Below are a few of the complaints charged against Duggan, according to the lawsuit:

• Several years ago, the town hired Municipal Resources Inc., a New Hampshire consultancy, to conduct an investigation into the Dracut Police Department. According to the lawsuit filed last week, Chartrand after reading the audit report was taken aback by what he believed to be the “personal and false subjective attack” it represented upon both him and then-Police Chief Kevin Richardson. The lawsuit states that Chartrand told Duggan he could not believe the report’s content and believed work should begin on an immediate rebuttal.

“Duggan responded to Chartrand by stating that the report was a ‘done deal’ and that, while he did not know Chartrand’s plans, if Chartrand wanted to look for work elsewhere, Duggan said that he would provide Chartrand with a recommendation that ignored the MRI material,” the suit reads.

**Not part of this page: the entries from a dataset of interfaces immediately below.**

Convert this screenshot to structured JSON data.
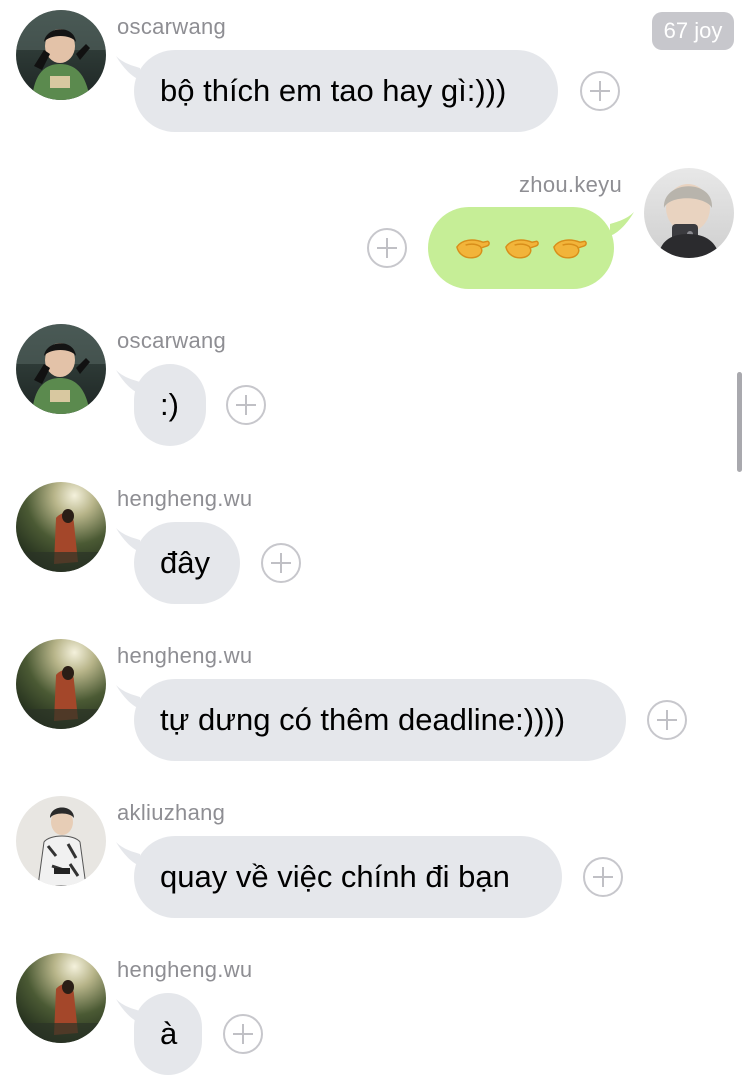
{
  "header": {
    "badge": "67 joy"
  },
  "colors": {
    "incoming_bubble": "#e5e7eb",
    "outgoing_bubble": "#c6ee97",
    "username": "#8e8e93",
    "badge_bg": "#c7c7cc"
  },
  "messages": [
    {
      "sender": "oscarwang",
      "text": "bộ thích em tao hay gì:)))",
      "direction": "incoming",
      "avatar": "oscarwang-avatar"
    },
    {
      "sender": "zhou.keyu",
      "text": "",
      "direction": "outgoing",
      "avatar": "zhou-keyu-avatar",
      "emoji": [
        "pinching-hand-emoji",
        "pinching-hand-emoji",
        "pinching-hand-emoji"
      ]
    },
    {
      "sender": "oscarwang",
      "text": ":)",
      "direction": "incoming",
      "avatar": "oscarwang-avatar"
    },
    {
      "sender": "hengheng.wu",
      "text": "đây",
      "direction": "incoming",
      "avatar": "hengheng-wu-avatar"
    },
    {
      "sender": "hengheng.wu",
      "text": "tự dưng có thêm deadline:))))",
      "direction": "incoming",
      "avatar": "hengheng-wu-avatar"
    },
    {
      "sender": "akliuzhang",
      "text": "quay về việc chính đi bạn",
      "direction": "incoming",
      "avatar": "akliuzhang-avatar"
    },
    {
      "sender": "hengheng.wu",
      "text": "à",
      "direction": "incoming",
      "avatar": "hengheng-wu-avatar"
    }
  ]
}
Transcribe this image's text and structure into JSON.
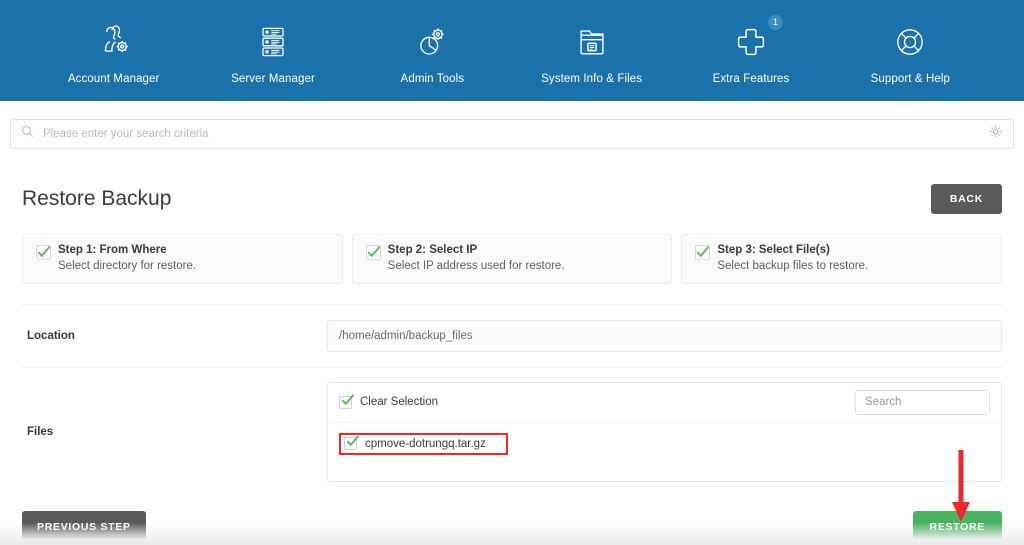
{
  "topnav": {
    "items": [
      {
        "label": "Account Manager",
        "icon": "users-gear-icon",
        "badge": null
      },
      {
        "label": "Server Manager",
        "icon": "server-rack-icon",
        "badge": null
      },
      {
        "label": "Admin Tools",
        "icon": "pie-gear-icon",
        "badge": null
      },
      {
        "label": "System Info & Files",
        "icon": "folder-files-icon",
        "badge": null
      },
      {
        "label": "Extra Features",
        "icon": "plus-cross-icon",
        "badge": "1"
      },
      {
        "label": "Support & Help",
        "icon": "lifebuoy-icon",
        "badge": null
      }
    ]
  },
  "search": {
    "placeholder": "Please enter your search criteria",
    "value": "",
    "left_icon": "search-icon",
    "right_icon": "gear-icon"
  },
  "page": {
    "title": "Restore Backup",
    "back_label": "BACK"
  },
  "steps": [
    {
      "title": "Step 1: From Where",
      "desc": "Select directory for restore.",
      "checked": true
    },
    {
      "title": "Step 2: Select IP",
      "desc": "Select IP address used for restore.",
      "checked": true
    },
    {
      "title": "Step 3: Select File(s)",
      "desc": "Select backup files to restore.",
      "checked": true
    }
  ],
  "form": {
    "location_label": "Location",
    "location_value": "/home/admin/backup_files",
    "files_label": "Files"
  },
  "files_panel": {
    "clear_selection_label": "Clear Selection",
    "clear_selection_checked": true,
    "search_placeholder": "Search",
    "search_value": "",
    "rows": [
      {
        "name": "cpmove-dotrungq.tar.gz",
        "checked": true,
        "highlighted": true
      }
    ]
  },
  "footer": {
    "previous_label": "PREVIOUS STEP",
    "restore_label": "RESTORE"
  },
  "colors": {
    "nav_blue": "#1b72ab",
    "restore_green": "#4cb263",
    "dark_button": "#5a5a5a",
    "check_green": "#5cb85c",
    "annotation_red": "#f0262b"
  }
}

According to the complaint, this was a “thinly veiled threatening, intimidating and coercive message for Chartrand as to Duggan’s intentions.” The suit claims Duggan did not want Chartrand to be in the department any longer.

• Duggan’s reorganization of the Police Department entailed the creation of an additional Deputy Chief position and, according to the lawsuit, the move was designed to impact Chartrand adversely.

• According to the lawsuit, Duggan has interviewed candidates for promotion within the agency and has explained to them that he expects loyalty if they are promoted. Furthermore, the suit claims, Duggan had indicated to those persons that he expects they will not be drinking Chartrand’s “Kool-Aid.”

The lawsuit also touches on the difficult history between Chartrand and Selectman Tony Archinski, who retired from the Police Department in 2008. Though Archinski is not a defendant in the lawsuit, he is mentioned early on, throughout several pages.

According to the court document, Archinski was angry because Chartrand was chosen as deputy chief. After Duggan was hired as town manager, the suit claims Duggan and Archinski developed and maintained a symbiotic relationship in which the selectman has become a blind supporter of Duggan. It also charges Duggan with carrying “Archinski’s water” and taking steps to achieve “Archinski’s desire to go after Chartrand.”

Archinski on Friday said he had not read the lawsuit.

“I have not spoken to David Chartrand since I retired 11 years ago and I have not spoken about him in a very long time. I don’t recall the last time I even had a conversation with the town manager about David Chartrand,” Archinski said.

Archinski said he and Chartrand did not have a good relationship during his time in the Police Department and added that he put it all behind him when he retired.

“I think that Chartand has always felt that I had it out for him, but I have definitely put that behind me years ago,” Archinski said. “There are much more important things to do in my life than worry about what David Chartrand does or thinks.”

In response to Archinski’s comments, Chartrand had this to say on Friday: “I’d like to thank him for yet again publicly speaking about the animosity he’s had towards me.”

Chartrand’s attorney Andrew Gambaccini on Friday said they are looking forward to the opportunity to question Duggan under oath.